If you’ve paid attention to the news at all in the last few weeks, you’ve probably seen a headline about the U.S. Supreme Court case that just got decided. That case is United States v. Transportation Security Administration (TSA), et al, and Supreme Court Justice Antonin Scalia is the deciding vote.
The airline mask issue has been a long, long fight in the Supreme Court. A federal appellate court recently ruled that the Federal Aviation Administration’s (FAA) face mask rule requiring passengers and pilots to wear oxygen masks is a violation of the Fourth Amendment. The FAA’s rule requires all passengers and pilots to wear special equipment that must be purchased and fitted by the airlines.

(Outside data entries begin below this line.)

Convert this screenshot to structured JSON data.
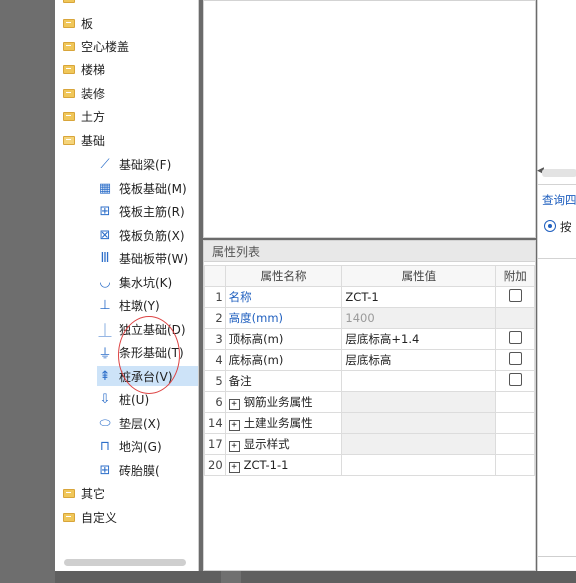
{
  "tree": {
    "categories": [
      {
        "label": "板"
      },
      {
        "label": "空心楼盖"
      },
      {
        "label": "楼梯"
      },
      {
        "label": "装修"
      },
      {
        "label": "土方"
      },
      {
        "label": "基础"
      }
    ],
    "foundation_items": [
      {
        "label": "基础梁(F)",
        "icon": "beam-icon"
      },
      {
        "label": "筏板基础(M)",
        "icon": "raft-icon"
      },
      {
        "label": "筏板主筋(R)",
        "icon": "rebar-icon"
      },
      {
        "label": "筏板负筋(X)",
        "icon": "neg-rebar-icon"
      },
      {
        "label": "基础板带(W)",
        "icon": "strip-icon"
      },
      {
        "label": "集水坑(K)",
        "icon": "sump-icon"
      },
      {
        "label": "柱墩(Y)",
        "icon": "pier-icon"
      },
      {
        "label": "独立基础(D)",
        "icon": "isolated-foundation-icon"
      },
      {
        "label": "条形基础(T)",
        "icon": "strip-foundation-icon"
      },
      {
        "label": "桩承台(V)",
        "icon": "pile-cap-icon"
      },
      {
        "label": "桩(U)",
        "icon": "pile-icon"
      },
      {
        "label": "垫层(X)",
        "icon": "cushion-icon"
      },
      {
        "label": "地沟(G)",
        "icon": "trench-icon"
      },
      {
        "label": "砖胎膜(",
        "icon": "brick-mold-icon"
      }
    ],
    "other_categories": [
      {
        "label": "其它"
      },
      {
        "label": "自定义"
      }
    ],
    "selected": "桩承台(V)"
  },
  "properties": {
    "panel_title": "属性列表",
    "columns": [
      "属性名称",
      "属性值",
      "附加"
    ],
    "rows": [
      {
        "num": "1",
        "name": "名称",
        "value": "ZCT-1"
      },
      {
        "num": "2",
        "name": "高度(mm)",
        "value": "1400"
      },
      {
        "num": "3",
        "name": "顶标高(m)",
        "value": "层底标高+1.4"
      },
      {
        "num": "4",
        "name": "底标高(m)",
        "value": "层底标高"
      },
      {
        "num": "5",
        "name": "备注",
        "value": ""
      },
      {
        "num": "6",
        "name": "钢筋业务属性",
        "value": ""
      },
      {
        "num": "14",
        "name": "土建业务属性",
        "value": ""
      },
      {
        "num": "17",
        "name": "显示样式",
        "value": ""
      },
      {
        "num": "20",
        "name": "ZCT-1-1",
        "value": ""
      }
    ]
  },
  "right_panel": {
    "title": "查询四",
    "radio_label": "按"
  },
  "colors": {
    "accent_blue": "#1f5fbf",
    "selection": "#cde3f8",
    "annotation_red": "#d44444",
    "folder_yellow": "#f0c75a"
  }
}
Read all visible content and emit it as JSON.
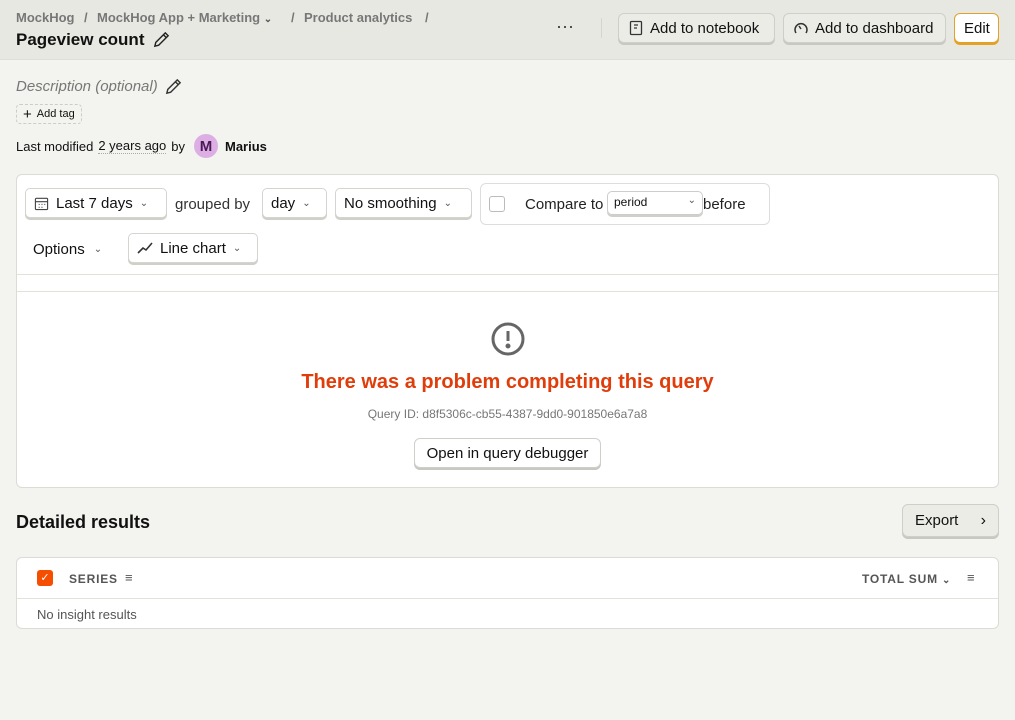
{
  "breadcrumb": {
    "org": "MockHog",
    "project": "MockHog App + Marketing",
    "section": "Product analytics",
    "sep": "/"
  },
  "title": "Pageview count",
  "header_actions": {
    "more": "⋯",
    "notebook": "Add to notebook",
    "dashboard": "Add to dashboard",
    "edit": "Edit"
  },
  "description_placeholder": "Description (optional)",
  "add_tag": "Add tag",
  "modified": {
    "prefix": "Last modified",
    "when": "2 years ago",
    "by": "by",
    "avatar_letter": "M",
    "user": "Marius"
  },
  "filters": {
    "date_range": "Last 7 days",
    "grouped_by": "grouped by",
    "interval": "day",
    "smoothing": "No smoothing",
    "compare_to": "Compare to",
    "compare_period": "period",
    "before": "before",
    "options": "Options",
    "chart_type": "Line chart",
    "compare_checked": false
  },
  "error": {
    "title": "There was a problem completing this query",
    "query_id": "Query ID: d8f5306c-cb55-4387-9dd0-901850e6a7a8",
    "debugger": "Open in query debugger"
  },
  "results": {
    "heading": "Detailed results",
    "export": "Export",
    "col_series": "SERIES",
    "col_total": "TOTAL SUM",
    "empty": "No insight results"
  },
  "colors": {
    "accent": "#f54e00",
    "error": "#e03d0b",
    "edit_border": "#e3a226",
    "avatar": "#dcaee3"
  }
}
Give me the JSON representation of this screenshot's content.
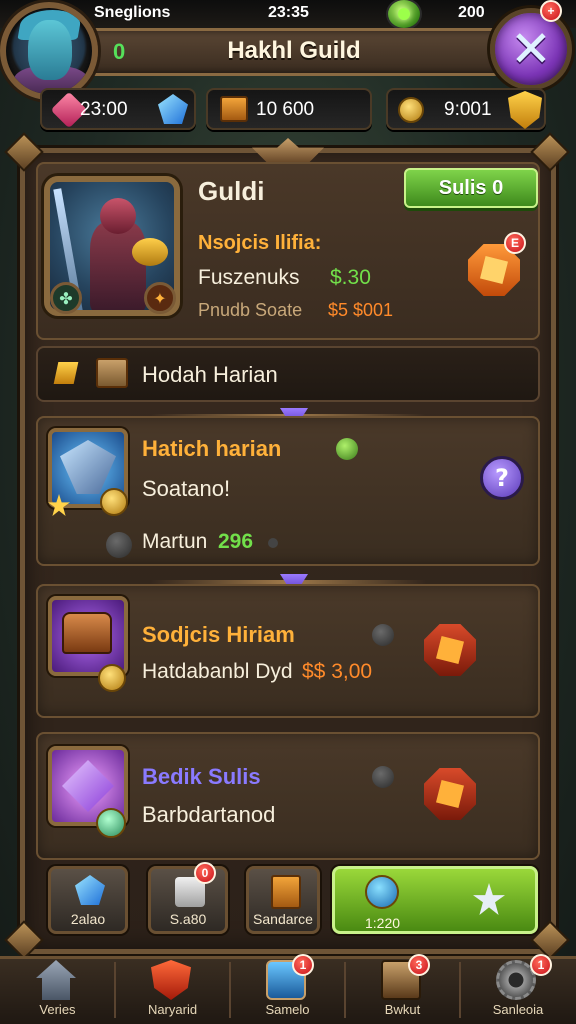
{
  "status": {
    "left": "Sneglions",
    "time": "23:35",
    "right": "200"
  },
  "header": {
    "title": "Hakhl Guild",
    "count": "0",
    "close_badge": "+"
  },
  "currencies": [
    {
      "icon": "pink-gem-icon",
      "value": "23:00"
    },
    {
      "icon": "crate-icon",
      "value": "10 600"
    },
    {
      "icon": "coin-icon",
      "value": "9:001"
    }
  ],
  "guild": {
    "title": "Guldi",
    "action_label": "Sulis 0",
    "line1": "Nsojcis Ilifia:",
    "line2_label": "Fuszenuks",
    "line2_value": "$.30",
    "line3_label": "Pnudb Soate",
    "line3_value": "$5 $001",
    "badge": "E"
  },
  "section": {
    "label": "Hodah Harian"
  },
  "cards": [
    {
      "title": "Hatich harian",
      "subtitle": "Soatano!",
      "footer_label": "Martun",
      "footer_value": "296",
      "action": "?"
    },
    {
      "title": "Sodjcis Hiriam",
      "subtitle": "Hatdabanbl Dyd",
      "subtitle_value": "$$ 3,00"
    },
    {
      "title": "Bedik Sulis",
      "subtitle": "Barbdartanod"
    }
  ],
  "slots": [
    {
      "label": "2alao"
    },
    {
      "label": "S.a80",
      "badge": "0"
    },
    {
      "label": "Sandarce"
    },
    {
      "label": "1:220"
    }
  ],
  "nav": [
    {
      "label": "Veries",
      "icon": "home-icon"
    },
    {
      "label": "Naryarid",
      "icon": "guild-shield-icon",
      "badge": ""
    },
    {
      "label": "Samelo",
      "icon": "map-icon",
      "badge": "1"
    },
    {
      "label": "Bwkut",
      "icon": "book-icon",
      "badge": "3"
    },
    {
      "label": "Sanleoia",
      "icon": "gear-icon",
      "badge": "1"
    }
  ],
  "colors": {
    "panel": "#3a2b20",
    "frame": "#6e5436",
    "accent_green": "#72e04a",
    "accent_gold": "#ffb13a",
    "accent_purple": "#8a7aff"
  }
}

Judge Thomas rules on the abolition of compulsory masks on aircraft
Gary Leff 13. July 2021
Last month, I reported on a lawsuit filed by passengers seeking to overturn the federal transportation masking mandate. Some of the arguments in the complaint are legally persuasive, but the complaint also contains many inconclusive allegations. I expected the case to be dismissed due to the expiration (and not extension) of the mask’s term at 13. September 2021 would no longer be relevant – before the case had been tried.
Since then, however, several events have taken place.
- First, the Supreme Court found it compelling that the CDC exceeded its authority when it ordered the tenant’s eviction. The same arguments regarding the CDC’s legislative authority behind the TSA mask mandate apply here.
- Second, the passenger who filed suit to challenge the arrest warrant asked the Supreme Court for a preliminary injunction.
The Supreme Court took up a request for a preliminary injunction and referred it to Judge Thomas. It will decide whether to suspend the federal mandate on transportation masking pending further consideration of the case.
Justice Thomas seems reasonably persuaded by the substantive argument that the CDC’s statutory authority to adopt and implement regulations … necessary to prevent the introduction, transmission, or spread of infectious diseases from foreign states to states or possessions, or from one state or possession to another state or possession, is limited to the types of activities specified in the Act,
inspection, fumigation, disinfection, sanitation, pest control, destruction of animals or objects so infected or contagious that they could be a source of infection dangerous to persons, and any other action which he considers necessary.
And that any interpretation of the CDC’s authority that is not limited in this way would run into non-delegation problems (Congress cannot give the agency a blank check).
However – and many readers will know better than I do about these matters – after the winter victory. The Natural Resources Defense Council finds it difficult to imagine that plaintiff Lucas Wall could prove the likelihood of irreparable harm without an injunction (which he would have to wait until September if the government indicates it sees no way to extend the current rule), and even if he did prove irreparable harm, he would still have to weigh it against the public interest in the rule.
Therefore, I would be surprised if Wall prevails and gets an injunction from Justice Thomas – and if that injunction is national and not narrowly tailored to the plaintiff (and others in the same situation).
Since the CDC recommends that vaccinated persons not wear masks indoors and mRNA vaccines continue to prove highly effective against current variants of the virus, the risk of transmission is largely concentrated in unvaccinated persons. Anyone 12 years of age or older can be vaccinated. The question about continuing to impose a federal mask requirement is: are we inhibiting those who choose not to be vaccinated and who may infect others who choose not to be vaccinated?
Of course, children under 12 cannot yet be vaccinated, but they are statistically less likely to die from Covid-19 than older vaccinated Americans (in fact, a child between the ages of 1 and 4 is 10 times more likely to die from homicide or cancer than from Covid-19).
Lake View from the Wing
supreme courtairline news,People also search for,Privacy settings,How Search works,supreme court,airline news